* [Data listing]:
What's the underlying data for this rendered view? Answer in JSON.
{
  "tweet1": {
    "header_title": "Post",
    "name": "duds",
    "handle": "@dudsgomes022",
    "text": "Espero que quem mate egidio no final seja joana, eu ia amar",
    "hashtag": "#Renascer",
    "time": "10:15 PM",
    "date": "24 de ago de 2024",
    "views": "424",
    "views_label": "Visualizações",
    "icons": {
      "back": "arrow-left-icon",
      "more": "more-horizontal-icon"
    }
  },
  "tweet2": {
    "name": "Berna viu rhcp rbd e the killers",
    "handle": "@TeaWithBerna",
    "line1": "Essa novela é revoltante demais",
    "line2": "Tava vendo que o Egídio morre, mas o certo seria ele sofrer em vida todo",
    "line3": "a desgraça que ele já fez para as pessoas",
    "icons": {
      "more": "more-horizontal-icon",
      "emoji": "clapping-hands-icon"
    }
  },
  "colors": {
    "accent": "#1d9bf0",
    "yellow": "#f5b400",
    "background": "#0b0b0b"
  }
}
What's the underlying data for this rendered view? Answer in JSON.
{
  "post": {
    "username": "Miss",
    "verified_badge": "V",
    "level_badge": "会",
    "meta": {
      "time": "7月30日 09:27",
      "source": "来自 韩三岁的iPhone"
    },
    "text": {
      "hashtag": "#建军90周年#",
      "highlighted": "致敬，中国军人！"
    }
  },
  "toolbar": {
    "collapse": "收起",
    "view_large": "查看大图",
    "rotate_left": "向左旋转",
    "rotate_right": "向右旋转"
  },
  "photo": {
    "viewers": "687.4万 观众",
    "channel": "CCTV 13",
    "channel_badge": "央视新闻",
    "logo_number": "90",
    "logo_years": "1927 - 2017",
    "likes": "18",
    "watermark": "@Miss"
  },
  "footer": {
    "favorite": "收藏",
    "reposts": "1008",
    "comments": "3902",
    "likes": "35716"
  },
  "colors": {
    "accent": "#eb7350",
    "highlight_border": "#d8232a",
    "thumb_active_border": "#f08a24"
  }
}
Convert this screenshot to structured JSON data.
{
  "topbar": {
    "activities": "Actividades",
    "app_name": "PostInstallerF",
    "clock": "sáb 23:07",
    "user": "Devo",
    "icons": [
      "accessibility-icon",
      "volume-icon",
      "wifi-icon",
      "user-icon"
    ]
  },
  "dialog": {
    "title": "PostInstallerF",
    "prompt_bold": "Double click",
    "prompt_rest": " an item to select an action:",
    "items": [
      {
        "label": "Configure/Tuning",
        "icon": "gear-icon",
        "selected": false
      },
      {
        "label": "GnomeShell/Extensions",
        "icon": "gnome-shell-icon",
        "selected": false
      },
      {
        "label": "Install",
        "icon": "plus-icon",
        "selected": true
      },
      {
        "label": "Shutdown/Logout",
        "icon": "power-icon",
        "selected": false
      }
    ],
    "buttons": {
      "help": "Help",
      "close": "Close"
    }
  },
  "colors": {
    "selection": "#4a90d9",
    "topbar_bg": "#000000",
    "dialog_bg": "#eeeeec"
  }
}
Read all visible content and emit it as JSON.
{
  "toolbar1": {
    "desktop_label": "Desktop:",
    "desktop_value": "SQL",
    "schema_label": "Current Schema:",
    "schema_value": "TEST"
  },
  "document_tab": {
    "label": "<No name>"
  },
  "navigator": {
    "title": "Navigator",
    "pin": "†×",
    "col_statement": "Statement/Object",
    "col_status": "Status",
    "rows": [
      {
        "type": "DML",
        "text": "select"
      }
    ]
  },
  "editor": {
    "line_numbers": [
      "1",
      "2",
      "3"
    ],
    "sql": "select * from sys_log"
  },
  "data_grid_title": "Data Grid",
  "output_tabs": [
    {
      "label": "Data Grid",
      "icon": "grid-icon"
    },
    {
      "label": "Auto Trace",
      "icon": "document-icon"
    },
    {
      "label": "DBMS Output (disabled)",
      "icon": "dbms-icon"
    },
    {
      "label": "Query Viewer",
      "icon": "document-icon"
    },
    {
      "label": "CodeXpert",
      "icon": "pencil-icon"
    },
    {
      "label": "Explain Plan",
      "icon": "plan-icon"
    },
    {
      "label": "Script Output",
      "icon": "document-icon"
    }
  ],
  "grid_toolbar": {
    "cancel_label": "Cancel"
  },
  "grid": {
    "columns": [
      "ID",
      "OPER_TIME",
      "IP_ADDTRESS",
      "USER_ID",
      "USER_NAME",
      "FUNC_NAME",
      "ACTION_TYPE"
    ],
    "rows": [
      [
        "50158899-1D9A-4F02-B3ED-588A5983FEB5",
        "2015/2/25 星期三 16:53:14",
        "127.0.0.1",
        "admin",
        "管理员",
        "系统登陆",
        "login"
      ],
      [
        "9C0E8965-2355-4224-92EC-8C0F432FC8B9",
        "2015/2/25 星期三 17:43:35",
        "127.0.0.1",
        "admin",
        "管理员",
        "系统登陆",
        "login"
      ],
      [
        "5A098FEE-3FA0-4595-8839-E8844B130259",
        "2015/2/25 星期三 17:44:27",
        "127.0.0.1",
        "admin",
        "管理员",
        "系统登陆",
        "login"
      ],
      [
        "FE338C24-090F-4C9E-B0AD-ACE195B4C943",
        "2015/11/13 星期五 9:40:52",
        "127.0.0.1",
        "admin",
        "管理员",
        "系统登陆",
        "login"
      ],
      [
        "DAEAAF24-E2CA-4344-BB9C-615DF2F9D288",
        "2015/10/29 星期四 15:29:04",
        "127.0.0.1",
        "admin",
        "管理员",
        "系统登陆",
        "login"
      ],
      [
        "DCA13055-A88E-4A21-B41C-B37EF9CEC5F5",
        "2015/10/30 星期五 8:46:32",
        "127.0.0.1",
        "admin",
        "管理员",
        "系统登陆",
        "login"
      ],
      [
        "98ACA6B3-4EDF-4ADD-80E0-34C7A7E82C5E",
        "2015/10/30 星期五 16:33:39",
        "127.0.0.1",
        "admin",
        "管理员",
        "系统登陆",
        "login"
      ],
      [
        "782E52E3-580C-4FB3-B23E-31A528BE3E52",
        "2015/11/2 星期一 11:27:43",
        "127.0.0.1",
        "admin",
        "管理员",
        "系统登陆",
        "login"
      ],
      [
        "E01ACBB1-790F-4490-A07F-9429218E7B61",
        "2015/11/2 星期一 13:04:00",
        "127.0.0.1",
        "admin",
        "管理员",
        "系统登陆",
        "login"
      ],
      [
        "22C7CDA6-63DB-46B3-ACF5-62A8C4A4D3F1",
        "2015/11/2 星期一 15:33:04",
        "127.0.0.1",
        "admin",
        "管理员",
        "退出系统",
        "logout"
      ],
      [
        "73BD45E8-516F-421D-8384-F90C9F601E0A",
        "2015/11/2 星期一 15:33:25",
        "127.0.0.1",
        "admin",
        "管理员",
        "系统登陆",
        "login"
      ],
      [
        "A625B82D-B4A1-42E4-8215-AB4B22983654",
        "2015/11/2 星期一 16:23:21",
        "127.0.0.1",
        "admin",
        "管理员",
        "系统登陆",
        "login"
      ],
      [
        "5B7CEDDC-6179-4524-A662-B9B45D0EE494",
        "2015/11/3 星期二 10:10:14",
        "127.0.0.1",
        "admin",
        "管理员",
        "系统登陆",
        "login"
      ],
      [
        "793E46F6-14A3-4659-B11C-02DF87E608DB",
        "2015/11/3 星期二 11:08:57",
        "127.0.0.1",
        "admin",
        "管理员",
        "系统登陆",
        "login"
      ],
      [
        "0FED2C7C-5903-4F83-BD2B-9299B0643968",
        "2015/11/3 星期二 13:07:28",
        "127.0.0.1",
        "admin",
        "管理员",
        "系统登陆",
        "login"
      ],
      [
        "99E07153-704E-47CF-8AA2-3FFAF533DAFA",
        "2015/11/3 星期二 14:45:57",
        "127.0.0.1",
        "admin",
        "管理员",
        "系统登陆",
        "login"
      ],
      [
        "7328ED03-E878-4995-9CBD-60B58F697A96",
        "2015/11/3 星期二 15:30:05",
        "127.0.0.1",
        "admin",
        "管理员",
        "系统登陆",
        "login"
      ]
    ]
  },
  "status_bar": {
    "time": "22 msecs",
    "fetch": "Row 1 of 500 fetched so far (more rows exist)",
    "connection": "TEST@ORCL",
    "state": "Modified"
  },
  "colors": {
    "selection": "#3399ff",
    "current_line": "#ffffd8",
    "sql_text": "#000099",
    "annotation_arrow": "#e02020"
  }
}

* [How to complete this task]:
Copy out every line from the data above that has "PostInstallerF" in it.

* [Answer for the task]:
    "app_name": "PostInstallerF",
    "title": "PostInstallerF",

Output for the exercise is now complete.